NOT for the first time, Alex Salmond has declared something to be a cut-and-dried affront to Scotland that must be rectified, only for an inquiry to reveal that things are not so clearly sliced and rather more grey than he has depicted.
Speaking at the College of Europe in Bruges, Mr Salmond was explaining just how committed and enthusiastic Scotland would be about assisting European progress as an independent member of the EU. This progress, he said, would be assisted by a Scottish request that the EU should reform laws that prevent the Scottish Government and councils from demanding that companies which benefit from public contracts should pay their employees the living wage.
Inquiries of the EU as to which law Mr Salmond wants changed have been met with mystification. His office has been unable to produce the relevant statutory paragraphs. Indeed, EU sources have indicated that if Mr Salmond wants to go ahead with such a stipulation, there is no EU legal impediment. The problem might come if a company decided to challenge the requirement.
The grey area, it seems, lies in defining what “benefit from a public contract” actually means. A company that wins a job to build a number of public sector houses may be an obvious beneficiary. But if it then employs a lot of sub-contractors, are they also, in legal terms, benefiting from a public contract? Or are they gaining from a private contract with the main builder? And is a contract awarded by a housing association public or private?
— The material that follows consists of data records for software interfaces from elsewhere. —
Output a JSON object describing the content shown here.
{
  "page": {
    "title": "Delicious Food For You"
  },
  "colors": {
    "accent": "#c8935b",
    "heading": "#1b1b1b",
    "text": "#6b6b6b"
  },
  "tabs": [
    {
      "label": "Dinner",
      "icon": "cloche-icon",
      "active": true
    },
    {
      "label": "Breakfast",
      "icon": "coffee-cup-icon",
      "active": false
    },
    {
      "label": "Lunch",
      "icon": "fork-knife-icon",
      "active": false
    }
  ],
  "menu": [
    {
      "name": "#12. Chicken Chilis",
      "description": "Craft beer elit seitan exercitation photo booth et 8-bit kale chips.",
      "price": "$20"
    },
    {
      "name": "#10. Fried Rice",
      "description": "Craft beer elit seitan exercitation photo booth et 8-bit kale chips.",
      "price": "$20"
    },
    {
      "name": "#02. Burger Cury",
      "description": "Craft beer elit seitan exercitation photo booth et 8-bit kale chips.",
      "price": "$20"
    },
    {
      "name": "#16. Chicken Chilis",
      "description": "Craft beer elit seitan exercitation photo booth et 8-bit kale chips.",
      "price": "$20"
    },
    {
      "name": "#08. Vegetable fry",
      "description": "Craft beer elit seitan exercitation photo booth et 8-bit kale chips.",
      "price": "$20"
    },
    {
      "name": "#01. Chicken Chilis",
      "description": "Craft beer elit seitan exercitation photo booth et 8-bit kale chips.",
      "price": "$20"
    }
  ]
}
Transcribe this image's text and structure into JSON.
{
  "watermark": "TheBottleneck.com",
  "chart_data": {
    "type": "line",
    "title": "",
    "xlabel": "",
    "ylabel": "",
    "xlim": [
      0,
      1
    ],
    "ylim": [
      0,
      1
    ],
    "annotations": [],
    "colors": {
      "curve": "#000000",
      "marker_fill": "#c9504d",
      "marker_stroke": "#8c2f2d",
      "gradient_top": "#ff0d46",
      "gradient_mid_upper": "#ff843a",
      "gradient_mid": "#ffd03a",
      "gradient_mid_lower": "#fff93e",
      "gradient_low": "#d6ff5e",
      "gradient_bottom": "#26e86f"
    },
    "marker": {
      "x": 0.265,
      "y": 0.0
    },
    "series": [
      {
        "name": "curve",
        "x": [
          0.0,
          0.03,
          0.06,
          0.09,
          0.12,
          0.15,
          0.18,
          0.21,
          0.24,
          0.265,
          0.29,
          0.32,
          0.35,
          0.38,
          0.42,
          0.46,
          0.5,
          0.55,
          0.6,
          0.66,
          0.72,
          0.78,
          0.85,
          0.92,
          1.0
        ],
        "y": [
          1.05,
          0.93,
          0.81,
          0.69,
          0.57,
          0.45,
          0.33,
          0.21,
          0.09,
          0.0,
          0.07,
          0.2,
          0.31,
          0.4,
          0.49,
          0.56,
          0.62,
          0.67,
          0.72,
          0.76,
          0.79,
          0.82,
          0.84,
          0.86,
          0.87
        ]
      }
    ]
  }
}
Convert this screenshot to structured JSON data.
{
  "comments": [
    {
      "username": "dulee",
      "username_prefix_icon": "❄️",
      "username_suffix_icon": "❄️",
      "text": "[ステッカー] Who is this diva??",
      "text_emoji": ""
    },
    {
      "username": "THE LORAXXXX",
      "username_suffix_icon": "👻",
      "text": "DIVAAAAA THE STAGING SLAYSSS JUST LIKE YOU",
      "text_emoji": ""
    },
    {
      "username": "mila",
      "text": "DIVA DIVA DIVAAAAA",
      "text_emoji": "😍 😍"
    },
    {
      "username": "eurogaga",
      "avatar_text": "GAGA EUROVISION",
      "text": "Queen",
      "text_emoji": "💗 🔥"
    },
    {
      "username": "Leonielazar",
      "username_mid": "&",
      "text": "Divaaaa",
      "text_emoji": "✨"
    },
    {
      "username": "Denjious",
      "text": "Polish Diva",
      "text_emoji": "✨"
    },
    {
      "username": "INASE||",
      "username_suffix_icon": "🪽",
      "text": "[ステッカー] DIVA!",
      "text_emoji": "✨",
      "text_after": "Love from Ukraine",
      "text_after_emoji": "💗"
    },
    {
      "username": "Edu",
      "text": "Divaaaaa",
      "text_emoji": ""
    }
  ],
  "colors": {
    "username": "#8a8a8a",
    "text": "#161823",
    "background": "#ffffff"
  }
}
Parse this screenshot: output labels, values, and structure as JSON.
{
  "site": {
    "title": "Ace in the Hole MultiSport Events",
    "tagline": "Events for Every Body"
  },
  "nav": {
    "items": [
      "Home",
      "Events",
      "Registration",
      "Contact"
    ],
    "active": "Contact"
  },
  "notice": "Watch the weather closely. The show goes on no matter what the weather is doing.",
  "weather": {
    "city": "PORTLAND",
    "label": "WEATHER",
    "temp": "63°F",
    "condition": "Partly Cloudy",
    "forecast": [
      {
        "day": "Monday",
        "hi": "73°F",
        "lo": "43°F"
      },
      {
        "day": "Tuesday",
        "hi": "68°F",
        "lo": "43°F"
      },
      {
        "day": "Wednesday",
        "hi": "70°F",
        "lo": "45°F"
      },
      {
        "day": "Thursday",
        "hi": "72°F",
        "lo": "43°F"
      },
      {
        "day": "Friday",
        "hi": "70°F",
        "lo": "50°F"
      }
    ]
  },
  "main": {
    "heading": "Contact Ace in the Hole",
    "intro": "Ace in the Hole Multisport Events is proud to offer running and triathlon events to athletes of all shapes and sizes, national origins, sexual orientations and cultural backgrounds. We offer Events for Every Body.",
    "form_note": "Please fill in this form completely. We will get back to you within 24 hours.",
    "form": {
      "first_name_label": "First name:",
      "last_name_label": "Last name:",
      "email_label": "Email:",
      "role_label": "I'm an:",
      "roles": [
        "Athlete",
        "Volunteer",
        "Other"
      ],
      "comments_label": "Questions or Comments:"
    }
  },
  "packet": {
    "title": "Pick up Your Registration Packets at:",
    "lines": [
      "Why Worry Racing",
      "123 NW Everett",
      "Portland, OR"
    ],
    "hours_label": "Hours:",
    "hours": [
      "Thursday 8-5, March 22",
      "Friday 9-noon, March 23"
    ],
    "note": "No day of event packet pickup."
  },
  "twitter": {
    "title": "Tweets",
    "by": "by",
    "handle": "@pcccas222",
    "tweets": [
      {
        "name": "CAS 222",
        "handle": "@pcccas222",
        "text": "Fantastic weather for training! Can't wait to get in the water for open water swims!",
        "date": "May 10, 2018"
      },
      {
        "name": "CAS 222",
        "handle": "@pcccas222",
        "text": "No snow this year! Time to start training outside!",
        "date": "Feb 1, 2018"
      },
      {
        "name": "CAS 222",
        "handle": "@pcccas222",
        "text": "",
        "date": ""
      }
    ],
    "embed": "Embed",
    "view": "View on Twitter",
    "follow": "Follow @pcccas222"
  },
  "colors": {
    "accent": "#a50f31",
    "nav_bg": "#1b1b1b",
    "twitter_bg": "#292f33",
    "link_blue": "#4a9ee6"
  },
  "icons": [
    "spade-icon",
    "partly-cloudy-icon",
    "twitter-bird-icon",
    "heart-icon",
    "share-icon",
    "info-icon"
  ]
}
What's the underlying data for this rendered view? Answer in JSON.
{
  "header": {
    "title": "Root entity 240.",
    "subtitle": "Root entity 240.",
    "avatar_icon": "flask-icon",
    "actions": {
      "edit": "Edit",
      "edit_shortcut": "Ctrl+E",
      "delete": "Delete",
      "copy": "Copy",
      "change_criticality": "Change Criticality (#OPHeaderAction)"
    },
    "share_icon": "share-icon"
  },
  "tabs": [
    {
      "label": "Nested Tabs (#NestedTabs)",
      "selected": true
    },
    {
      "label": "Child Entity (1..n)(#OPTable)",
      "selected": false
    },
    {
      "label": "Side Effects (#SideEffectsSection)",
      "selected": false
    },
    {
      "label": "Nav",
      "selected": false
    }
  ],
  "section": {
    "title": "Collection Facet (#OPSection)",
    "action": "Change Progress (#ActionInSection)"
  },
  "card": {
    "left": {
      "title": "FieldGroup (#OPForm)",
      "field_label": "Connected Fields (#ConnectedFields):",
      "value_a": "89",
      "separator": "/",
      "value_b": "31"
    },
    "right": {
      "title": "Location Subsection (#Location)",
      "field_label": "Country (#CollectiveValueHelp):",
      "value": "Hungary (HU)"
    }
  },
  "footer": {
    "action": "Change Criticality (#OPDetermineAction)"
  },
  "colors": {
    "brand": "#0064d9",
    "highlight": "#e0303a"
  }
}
These are the sort of things that it is easy for a politician to decree should happen, but which are a lot more difficult to turn into legally watertight practice. And very often complete clarification only comes after someone has challenged a decision and the courts have ruled whether it is legal or not.
This is not the first time Mr Salmond’s stance has not been on the firmest of ground. Only with independence could the so-called bedroom tax be abolished, and only with independence could full assistance with childcare costs become available. Er, no, it later turned out, his government has the necessary powers to do in effect both of these things if it wanted, which it didn’t.
Setting a hare running that later turns out to be a tortoise does Mr Salmond, his government and the independence cause no favours. If his certainty on these matters turns out to be a matter of doubt, why should the undecided voters he seeks to attract believe him on other things, such as his assurances that an independent Scotland would be eagerly and swiftly welcomed into the EU?
All he is doing is creating uncertainty, and there is already no shortage of that around the consequences of independence. Mr Salmond would be well-advised to do some solid research and to check the facts before his next pronouncement.
Poor bearing a grave burden
DEATH’S costs are rising, it seems – and by a lot more than inflation. The Church of Scotland has found that the costs falling on the bereaved of meeting funeral bills have risen on average by more than half across Scotland over the past five years. In some areas, costs have risen threefold.
The charges that the Kirk examined cover just the cost of burial or cremation. The average burial fee is estimated at £1,500, which sounds a lot for digging and then filling in what is simply a hole in the ground.
Cremation, at a third of the price, is much cheaper and thus more people are opting for it.
The Kirk worries that at what is a distressing time for families, this is putting them under even more strain. It is particularly concerned about the impact on poorer families, especially those in receipt of welfare payments, which have been cut by the government.
The wide variation in the increases found across Scotland suggests that the price changes have not been caused by some national factor, such as rising wages or new regulatory demands.
Suspicion is therefore falling on local councils, which own cemeteries and crematoria.
Strapped for revenue and with council tax levels frozen, are they seeking to raise more income by raising charges?
Whatever the cause, the Kirk is right to highlight the fact that the poorest are being hit hardest. And because of a natural desire to honour the departed with a good send off, many people will not economise and may go into debt to pay the bills.
As the poorest are already bearing the brunt of austerity, this looks like an unjustified burden they are being asked to bear.